The play is a pretty even mix of nostalgic, optimistic, and realistic. Disillusioned by the failure of the Russian Revolution, Goldman gives up the fight in the end. But the ensemble cast picks up her mantle to begin the fight anew, encouraging plenty of vigorous dancing.
The ensemble is tight and filled with camaraderie. They are clearly rehearsed enough for the play to flow without a hitch, but it feels organic enough in the moment despite that. The set, such as it is, is comprised of chairs flowing fluidly around the stage, stacking, and occasionally being used as props or rhythmic and aural accent.

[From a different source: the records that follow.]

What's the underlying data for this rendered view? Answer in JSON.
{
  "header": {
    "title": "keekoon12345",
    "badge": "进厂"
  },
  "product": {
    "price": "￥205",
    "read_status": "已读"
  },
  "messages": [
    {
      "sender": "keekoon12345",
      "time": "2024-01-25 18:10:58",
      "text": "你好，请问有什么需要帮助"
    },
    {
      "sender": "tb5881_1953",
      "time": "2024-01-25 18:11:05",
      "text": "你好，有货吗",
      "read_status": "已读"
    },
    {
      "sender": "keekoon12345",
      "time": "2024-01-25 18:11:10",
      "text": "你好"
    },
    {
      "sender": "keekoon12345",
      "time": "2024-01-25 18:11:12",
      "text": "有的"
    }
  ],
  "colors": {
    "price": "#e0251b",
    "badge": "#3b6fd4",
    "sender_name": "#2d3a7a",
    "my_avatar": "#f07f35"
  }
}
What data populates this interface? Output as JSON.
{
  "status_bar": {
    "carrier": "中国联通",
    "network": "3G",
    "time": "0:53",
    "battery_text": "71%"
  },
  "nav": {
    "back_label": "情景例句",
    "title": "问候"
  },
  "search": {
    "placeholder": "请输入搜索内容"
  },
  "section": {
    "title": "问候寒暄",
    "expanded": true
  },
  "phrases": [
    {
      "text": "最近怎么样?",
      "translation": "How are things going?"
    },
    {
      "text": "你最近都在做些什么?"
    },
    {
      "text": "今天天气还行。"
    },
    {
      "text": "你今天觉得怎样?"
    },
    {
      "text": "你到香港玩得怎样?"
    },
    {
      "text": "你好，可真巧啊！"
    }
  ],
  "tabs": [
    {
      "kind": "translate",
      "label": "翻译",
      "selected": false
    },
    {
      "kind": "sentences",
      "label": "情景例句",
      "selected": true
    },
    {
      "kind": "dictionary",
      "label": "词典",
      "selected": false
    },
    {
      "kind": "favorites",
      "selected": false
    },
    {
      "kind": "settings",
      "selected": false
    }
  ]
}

Through the lens of Goldman's life, the play brings up some important questions about activism and revolution. What should we give up for the cause? What must never be given up? What makes life worth living? Who can we trust? How can we make sure everyone is included? “Beautiful things are not luxuries,” Goldman says. “Life would be unbearable without them.”
Does your revolution involve cookies? Dancing? Free love? New clothes? Can we have those things and still ensure everyone has enough to eat and a roof over their head? Can a revolution be sex-positive and call for the true emancipation of women without being written off as slutty?
I also appreciated that the play wasn't afraid to broach the subject of Goldman's own privilege within the anarchist community as a white woman raised in a bourgeois household. The play touched on the life of Lucy Parsons, a mixed race activist and former slave whose contributions to the movement were overshadowed by her marital status in Goldman's memoir.
Is your revolution intersectional?
Emma When You Need Her portrays Goldman as a wild, passionate, free spirit with her heart in all the right places, though perhaps limited (as we all are) by the culture of her time. A staunch defender of “everyone's right to beautiful, radiant things,” Goldman's life stands as a testament to the power of hope, activism, and love.
Though considered at times perhaps naïve by her peers, I agree with Goldman that in the post-revolution world it will be important to have flowers, tea, and chocolate biscuits. And it's no accident that a female activist called most loudly for a world filled with love, beauty, and freedom for all.
In a world still fighting for equality based on race, class, gender, and sexual orientation, a legacy like Goldman's is important to remember. Much thanks to the cast and crew for bringing her passions and contributions back into the light.
Emma When You Need Her runs through May 16 at the Vortex in East Austin.
This review was originally published by The Horn on 05/08/2015.